*** Records for the task Section Begins ***

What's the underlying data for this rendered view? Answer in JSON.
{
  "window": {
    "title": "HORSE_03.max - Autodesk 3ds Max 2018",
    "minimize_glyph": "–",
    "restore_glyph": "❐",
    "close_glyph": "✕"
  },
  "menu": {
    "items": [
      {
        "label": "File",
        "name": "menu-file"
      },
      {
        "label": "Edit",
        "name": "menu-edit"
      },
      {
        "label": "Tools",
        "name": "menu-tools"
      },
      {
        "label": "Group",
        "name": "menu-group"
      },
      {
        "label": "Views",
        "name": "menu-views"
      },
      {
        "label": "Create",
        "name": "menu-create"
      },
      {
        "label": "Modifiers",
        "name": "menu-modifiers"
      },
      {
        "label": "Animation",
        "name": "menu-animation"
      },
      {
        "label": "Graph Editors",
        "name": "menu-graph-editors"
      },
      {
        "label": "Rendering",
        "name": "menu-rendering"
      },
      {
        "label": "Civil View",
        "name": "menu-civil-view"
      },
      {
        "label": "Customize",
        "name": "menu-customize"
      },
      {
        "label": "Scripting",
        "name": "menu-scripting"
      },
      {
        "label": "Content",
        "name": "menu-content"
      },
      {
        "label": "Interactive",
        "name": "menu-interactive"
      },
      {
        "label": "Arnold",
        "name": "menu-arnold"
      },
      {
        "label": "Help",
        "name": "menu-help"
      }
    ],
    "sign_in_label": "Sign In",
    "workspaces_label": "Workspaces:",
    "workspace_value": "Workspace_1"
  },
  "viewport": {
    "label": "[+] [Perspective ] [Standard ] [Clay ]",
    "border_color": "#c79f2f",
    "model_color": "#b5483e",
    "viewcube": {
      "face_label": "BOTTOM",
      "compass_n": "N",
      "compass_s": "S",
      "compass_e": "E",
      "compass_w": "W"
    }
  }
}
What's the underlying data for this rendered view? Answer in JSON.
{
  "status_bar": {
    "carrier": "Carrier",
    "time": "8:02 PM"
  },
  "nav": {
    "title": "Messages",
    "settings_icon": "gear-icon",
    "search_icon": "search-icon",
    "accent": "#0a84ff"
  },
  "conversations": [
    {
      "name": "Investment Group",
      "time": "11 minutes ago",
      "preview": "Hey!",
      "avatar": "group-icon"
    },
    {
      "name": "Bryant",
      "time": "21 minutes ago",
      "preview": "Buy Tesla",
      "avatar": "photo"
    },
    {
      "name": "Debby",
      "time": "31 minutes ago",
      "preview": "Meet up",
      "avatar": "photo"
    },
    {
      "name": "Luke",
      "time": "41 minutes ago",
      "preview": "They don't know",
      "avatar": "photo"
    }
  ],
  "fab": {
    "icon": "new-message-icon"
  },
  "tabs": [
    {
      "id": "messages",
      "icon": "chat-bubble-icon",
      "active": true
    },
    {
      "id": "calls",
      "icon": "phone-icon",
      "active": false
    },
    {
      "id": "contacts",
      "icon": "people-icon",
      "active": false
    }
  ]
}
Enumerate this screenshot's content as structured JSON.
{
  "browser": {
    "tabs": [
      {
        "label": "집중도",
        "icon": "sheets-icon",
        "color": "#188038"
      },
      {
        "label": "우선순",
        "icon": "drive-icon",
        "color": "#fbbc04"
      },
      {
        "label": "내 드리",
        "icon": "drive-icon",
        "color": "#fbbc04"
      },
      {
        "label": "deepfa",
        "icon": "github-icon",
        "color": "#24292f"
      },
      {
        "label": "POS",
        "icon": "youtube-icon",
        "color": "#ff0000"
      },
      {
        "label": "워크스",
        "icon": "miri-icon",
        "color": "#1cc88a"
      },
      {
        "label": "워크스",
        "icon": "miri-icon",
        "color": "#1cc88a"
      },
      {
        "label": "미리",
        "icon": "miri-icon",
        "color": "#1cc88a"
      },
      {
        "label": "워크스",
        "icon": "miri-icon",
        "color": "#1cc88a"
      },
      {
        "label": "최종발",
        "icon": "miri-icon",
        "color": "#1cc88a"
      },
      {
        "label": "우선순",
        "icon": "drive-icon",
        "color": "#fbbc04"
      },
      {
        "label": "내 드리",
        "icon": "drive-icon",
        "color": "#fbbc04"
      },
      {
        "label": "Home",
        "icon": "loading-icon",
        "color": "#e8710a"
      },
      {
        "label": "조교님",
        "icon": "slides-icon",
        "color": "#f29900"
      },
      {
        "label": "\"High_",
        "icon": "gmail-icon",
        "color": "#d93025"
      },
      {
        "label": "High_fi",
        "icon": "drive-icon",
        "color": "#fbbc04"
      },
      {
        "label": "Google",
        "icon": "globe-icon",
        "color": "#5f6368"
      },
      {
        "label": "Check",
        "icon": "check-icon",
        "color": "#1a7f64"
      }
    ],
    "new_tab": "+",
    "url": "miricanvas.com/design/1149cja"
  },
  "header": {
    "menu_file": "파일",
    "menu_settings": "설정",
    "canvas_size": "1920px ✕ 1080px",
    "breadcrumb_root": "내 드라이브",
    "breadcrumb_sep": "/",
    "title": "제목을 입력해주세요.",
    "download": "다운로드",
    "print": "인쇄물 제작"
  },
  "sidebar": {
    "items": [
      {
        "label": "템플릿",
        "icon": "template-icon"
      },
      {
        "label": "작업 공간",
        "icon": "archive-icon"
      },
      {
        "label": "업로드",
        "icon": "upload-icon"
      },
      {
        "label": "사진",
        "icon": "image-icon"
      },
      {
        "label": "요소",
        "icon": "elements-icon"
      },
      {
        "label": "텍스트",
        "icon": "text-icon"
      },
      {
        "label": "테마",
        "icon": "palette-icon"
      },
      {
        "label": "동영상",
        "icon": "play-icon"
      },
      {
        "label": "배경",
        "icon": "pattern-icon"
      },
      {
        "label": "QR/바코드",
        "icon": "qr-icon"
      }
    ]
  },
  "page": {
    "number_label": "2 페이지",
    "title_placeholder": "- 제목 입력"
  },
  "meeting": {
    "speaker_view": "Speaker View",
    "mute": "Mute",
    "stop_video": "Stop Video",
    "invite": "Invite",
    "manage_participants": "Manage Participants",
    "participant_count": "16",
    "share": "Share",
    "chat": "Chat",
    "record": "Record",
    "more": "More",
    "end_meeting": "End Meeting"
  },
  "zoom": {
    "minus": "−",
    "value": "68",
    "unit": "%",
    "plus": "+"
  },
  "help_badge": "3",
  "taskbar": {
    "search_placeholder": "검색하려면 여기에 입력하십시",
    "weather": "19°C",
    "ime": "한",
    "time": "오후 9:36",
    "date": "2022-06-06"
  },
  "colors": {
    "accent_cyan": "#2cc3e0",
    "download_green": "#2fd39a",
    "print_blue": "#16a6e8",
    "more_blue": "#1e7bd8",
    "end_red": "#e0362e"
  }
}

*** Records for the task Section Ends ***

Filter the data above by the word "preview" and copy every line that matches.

**Your response**
      "preview": "Hey!",
      "preview": "Buy Tesla",
      "preview": "Meet up",
      "preview": "They don't know",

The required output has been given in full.